Sitting in the Irish bar, watching my friends play their first set, ever. They've been working on this so long and hard, and so often they've almost given up.

But here they are, and the audience is loving it. They're singing along, stamping their feet, whistling and cheering. You can see the reaction lift the band higher and higher -- Josie's fingers dance on the pipe and she tosses her head to get the hair out of her eyes, Michael beats time with his foot as he fiddles and Rona's voice pierces its way right into your soul.

They swing into their last number -- "The Irish Rover", of course -- and the music dazzles my eyes and mind as well as my ears; it's so vital, so alive. I'm singing too -- I couldn't stop myself if I tried, the simple joy of it grabs you by the hand and drags you, whirling, along with it, and as it crashes to a halt, laughter spirals and the applause is deafening.

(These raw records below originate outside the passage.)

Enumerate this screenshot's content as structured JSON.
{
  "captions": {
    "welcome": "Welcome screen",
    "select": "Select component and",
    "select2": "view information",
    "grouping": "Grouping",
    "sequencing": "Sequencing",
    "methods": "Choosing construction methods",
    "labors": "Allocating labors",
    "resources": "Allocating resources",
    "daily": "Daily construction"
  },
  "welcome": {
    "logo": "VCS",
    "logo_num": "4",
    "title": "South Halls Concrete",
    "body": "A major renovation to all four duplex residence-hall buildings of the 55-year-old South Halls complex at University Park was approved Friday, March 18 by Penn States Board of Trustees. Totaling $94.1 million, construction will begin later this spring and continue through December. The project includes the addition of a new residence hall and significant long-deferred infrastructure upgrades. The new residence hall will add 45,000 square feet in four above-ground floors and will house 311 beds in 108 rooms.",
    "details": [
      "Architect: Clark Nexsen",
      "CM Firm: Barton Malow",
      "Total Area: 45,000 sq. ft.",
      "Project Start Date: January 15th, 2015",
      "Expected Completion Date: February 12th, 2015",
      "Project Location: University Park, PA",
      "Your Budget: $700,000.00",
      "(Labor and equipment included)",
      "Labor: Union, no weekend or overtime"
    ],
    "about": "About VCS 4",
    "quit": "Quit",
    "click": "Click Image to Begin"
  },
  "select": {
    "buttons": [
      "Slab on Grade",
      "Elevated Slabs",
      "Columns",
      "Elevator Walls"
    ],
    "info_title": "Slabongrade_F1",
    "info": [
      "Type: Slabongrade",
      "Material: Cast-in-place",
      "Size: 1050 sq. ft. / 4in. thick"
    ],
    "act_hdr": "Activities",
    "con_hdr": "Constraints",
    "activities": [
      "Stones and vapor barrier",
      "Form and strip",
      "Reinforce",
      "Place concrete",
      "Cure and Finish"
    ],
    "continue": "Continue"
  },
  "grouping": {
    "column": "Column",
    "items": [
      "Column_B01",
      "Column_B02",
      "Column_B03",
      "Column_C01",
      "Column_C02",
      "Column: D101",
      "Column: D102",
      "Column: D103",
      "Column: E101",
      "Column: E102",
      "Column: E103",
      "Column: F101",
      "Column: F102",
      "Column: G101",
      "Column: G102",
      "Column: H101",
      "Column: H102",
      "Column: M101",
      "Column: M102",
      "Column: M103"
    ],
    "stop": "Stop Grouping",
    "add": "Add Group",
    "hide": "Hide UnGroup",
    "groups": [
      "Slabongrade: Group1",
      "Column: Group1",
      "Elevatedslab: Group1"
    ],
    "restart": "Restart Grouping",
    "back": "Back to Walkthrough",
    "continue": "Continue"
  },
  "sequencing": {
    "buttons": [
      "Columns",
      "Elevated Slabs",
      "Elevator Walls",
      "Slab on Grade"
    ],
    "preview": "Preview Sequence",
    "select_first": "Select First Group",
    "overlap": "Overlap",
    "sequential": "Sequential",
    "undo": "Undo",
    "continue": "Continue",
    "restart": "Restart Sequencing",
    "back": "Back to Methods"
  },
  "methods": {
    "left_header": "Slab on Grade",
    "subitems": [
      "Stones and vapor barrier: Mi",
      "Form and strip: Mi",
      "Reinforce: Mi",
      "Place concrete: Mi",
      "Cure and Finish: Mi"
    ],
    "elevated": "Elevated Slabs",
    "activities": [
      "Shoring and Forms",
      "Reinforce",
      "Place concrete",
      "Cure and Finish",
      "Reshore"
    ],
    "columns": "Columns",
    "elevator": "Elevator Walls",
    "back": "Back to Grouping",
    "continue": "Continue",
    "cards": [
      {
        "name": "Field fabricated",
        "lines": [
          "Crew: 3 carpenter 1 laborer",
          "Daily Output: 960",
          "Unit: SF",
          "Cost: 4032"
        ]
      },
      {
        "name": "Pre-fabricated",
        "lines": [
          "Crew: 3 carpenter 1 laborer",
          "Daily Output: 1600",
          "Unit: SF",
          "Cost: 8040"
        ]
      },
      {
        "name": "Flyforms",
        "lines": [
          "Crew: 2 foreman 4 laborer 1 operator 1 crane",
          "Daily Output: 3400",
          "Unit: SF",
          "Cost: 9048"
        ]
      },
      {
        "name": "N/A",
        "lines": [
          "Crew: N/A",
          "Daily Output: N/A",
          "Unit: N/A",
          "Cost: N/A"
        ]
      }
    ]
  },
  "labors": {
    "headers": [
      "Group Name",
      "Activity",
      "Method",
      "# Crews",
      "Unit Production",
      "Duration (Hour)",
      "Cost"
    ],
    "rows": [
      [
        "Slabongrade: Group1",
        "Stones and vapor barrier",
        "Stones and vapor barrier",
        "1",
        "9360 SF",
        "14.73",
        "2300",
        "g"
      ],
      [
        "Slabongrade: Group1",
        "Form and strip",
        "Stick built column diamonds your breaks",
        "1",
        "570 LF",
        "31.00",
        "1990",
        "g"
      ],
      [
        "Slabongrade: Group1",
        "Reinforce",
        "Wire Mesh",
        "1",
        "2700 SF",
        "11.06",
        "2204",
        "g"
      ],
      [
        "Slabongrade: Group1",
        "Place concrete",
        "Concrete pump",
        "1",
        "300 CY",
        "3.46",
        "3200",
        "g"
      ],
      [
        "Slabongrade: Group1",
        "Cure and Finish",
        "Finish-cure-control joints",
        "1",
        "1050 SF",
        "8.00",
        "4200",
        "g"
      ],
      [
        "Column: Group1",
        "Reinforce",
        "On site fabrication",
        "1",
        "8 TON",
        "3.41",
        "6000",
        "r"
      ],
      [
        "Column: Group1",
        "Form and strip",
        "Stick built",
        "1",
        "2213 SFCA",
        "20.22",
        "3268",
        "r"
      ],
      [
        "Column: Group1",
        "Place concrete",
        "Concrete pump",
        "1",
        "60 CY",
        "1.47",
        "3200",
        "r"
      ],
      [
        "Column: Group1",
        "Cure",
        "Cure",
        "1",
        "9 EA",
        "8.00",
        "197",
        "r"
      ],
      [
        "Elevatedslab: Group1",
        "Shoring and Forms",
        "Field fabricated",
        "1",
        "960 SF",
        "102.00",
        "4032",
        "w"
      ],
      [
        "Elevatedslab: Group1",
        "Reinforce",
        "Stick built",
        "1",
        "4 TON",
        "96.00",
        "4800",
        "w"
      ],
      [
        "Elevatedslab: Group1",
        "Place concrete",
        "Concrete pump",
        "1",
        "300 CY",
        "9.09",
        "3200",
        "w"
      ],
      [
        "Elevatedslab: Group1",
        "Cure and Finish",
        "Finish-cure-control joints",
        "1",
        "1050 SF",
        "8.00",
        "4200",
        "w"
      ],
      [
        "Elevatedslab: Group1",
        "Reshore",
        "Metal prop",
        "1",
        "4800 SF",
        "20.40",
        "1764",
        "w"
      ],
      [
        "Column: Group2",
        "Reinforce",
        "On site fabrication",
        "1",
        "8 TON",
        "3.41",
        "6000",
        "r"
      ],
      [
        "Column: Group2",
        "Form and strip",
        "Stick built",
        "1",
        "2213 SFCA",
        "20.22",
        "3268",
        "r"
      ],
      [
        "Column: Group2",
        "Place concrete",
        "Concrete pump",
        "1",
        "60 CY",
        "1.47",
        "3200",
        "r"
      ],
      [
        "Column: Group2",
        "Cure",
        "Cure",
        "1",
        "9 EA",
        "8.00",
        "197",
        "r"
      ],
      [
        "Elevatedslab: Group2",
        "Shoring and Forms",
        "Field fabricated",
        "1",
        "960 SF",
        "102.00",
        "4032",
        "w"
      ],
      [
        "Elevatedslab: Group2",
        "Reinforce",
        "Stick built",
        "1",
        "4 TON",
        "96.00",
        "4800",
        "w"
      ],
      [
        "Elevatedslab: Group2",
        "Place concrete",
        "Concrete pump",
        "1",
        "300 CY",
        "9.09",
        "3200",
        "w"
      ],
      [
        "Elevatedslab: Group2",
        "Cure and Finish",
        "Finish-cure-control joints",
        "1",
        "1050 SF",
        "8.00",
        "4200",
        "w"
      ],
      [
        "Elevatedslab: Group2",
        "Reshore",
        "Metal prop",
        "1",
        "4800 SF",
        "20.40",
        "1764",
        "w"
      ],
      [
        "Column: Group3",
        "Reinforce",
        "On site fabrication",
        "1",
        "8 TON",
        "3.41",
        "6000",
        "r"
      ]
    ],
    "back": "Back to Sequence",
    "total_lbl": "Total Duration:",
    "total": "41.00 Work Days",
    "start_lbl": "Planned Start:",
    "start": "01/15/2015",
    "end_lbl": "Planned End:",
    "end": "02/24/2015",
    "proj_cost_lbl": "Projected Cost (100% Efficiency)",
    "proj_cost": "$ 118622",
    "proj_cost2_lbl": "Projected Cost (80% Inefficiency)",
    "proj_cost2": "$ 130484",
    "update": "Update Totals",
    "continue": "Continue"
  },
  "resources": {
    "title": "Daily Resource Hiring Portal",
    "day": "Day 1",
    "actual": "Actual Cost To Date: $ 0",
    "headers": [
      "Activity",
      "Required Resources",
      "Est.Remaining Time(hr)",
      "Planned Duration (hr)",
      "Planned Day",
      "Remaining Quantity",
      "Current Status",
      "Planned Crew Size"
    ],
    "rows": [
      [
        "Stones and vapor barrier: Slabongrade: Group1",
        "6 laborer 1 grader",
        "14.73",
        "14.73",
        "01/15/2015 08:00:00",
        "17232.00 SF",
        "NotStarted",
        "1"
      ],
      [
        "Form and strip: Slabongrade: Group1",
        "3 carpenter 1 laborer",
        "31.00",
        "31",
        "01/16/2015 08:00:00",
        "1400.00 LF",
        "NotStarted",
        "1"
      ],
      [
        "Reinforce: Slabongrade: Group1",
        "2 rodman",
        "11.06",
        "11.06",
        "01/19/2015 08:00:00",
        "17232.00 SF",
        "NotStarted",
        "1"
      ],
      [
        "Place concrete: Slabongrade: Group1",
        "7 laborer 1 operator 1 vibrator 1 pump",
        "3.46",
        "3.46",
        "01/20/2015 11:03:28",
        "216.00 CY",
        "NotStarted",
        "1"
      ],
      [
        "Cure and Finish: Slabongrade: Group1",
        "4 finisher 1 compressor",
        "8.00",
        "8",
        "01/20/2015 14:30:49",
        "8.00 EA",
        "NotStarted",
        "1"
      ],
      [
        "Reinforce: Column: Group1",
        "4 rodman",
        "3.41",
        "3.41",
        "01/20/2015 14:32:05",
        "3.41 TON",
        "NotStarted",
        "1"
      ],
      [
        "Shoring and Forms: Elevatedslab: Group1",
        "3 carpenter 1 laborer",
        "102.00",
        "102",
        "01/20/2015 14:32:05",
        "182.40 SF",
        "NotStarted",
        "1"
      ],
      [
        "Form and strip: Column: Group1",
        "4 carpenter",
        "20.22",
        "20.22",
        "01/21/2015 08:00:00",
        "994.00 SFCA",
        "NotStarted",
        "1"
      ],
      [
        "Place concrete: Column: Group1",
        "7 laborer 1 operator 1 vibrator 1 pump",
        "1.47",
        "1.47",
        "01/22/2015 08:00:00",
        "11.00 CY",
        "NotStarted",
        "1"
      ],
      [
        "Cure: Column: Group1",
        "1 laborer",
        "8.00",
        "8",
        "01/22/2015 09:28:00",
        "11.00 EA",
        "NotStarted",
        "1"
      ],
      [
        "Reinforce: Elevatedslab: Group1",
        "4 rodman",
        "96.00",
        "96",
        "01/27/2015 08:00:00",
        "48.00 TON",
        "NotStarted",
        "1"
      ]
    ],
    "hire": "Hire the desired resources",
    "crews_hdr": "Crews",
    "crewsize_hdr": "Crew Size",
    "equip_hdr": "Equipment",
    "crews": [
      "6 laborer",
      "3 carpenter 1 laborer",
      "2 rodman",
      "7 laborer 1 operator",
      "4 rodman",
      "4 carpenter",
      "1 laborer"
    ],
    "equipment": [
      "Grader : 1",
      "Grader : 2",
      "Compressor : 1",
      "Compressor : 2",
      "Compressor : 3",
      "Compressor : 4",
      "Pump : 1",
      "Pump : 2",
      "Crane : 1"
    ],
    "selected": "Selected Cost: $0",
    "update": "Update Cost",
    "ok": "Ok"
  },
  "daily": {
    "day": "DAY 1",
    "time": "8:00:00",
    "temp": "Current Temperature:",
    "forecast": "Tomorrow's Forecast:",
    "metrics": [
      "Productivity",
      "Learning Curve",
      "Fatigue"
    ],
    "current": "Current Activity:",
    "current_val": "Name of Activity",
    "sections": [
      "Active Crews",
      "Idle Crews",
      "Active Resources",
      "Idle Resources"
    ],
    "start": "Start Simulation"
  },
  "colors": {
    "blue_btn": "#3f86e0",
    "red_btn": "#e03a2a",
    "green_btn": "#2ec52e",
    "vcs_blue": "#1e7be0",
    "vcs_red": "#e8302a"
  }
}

You can see them there, on the stage, gasping for breath, exhilarated as the clapping and cheering go on and on.

A small triumph maybe. A small bar, in a small town. An easy crowd who came to hear exactly the kind of music they play; but a triumph even so. And you can see that it's got them -- their first performance won't be their last. They'll be back.

Setting: Philadelphia, December, 1999. Mumia Abul Jamal's original execution date. And who's playing in Philly that night? Rage Against the Machine. Of course. The execution has been postponed due to the threat of a riot following the concert. I'm there. Fourth row, just outside the 3,000 member pit. There are 60,000 of us in the stadium. We've seen and heard over an hour and a half of rage, and Zack de la Rocha has just declared that there's one more song in the set. We all know what it is, and you can practically feel static coming off the crowd. Then the lights cut out.

In the pitch black of the stadium comes the beginning pulses of "Killing in the Name". The crowd absolutely roars. The lights remain black until a yellow spot hits the bass as he kicks in with a triplet pattern. A purple spot alights over the drums as they join the pattern on a-go-go bells. Then the lights go back out.

As the chorus riff kicks in, sending the mob into a frenzy, the lights remain out on stage- instead, a strobe hits the pit, which in the flashing beams appears as an ocean of mad, furious bodies. They're not moshing. They're simply jumping up and down, pounding their souls against the floor and the world to the beat of the song. The world suddenly goes insane.

Through five minutes of flashing lights, half-crazed preaching, sweat, and 60,000 voices screaming "FUCK YOU, I WON'T DO WHAT YOU TELL ME!!!" we bellow until our throats burn and our lungs beg us to stop. Then we bellow some more.

After the set is over, the band leaves the stage. Every one of us in the crowd is prepared to kill for the band. I guess this is mob mentality. I keep thinking that the lights crew for the show should get an award. I've never seen music matched as well as this. To this day the thought of that crowd, that show, that song, sends shivers up my spine, and the hair on the back of my neck stands on end.

Log in or register to write something here or to contact authors.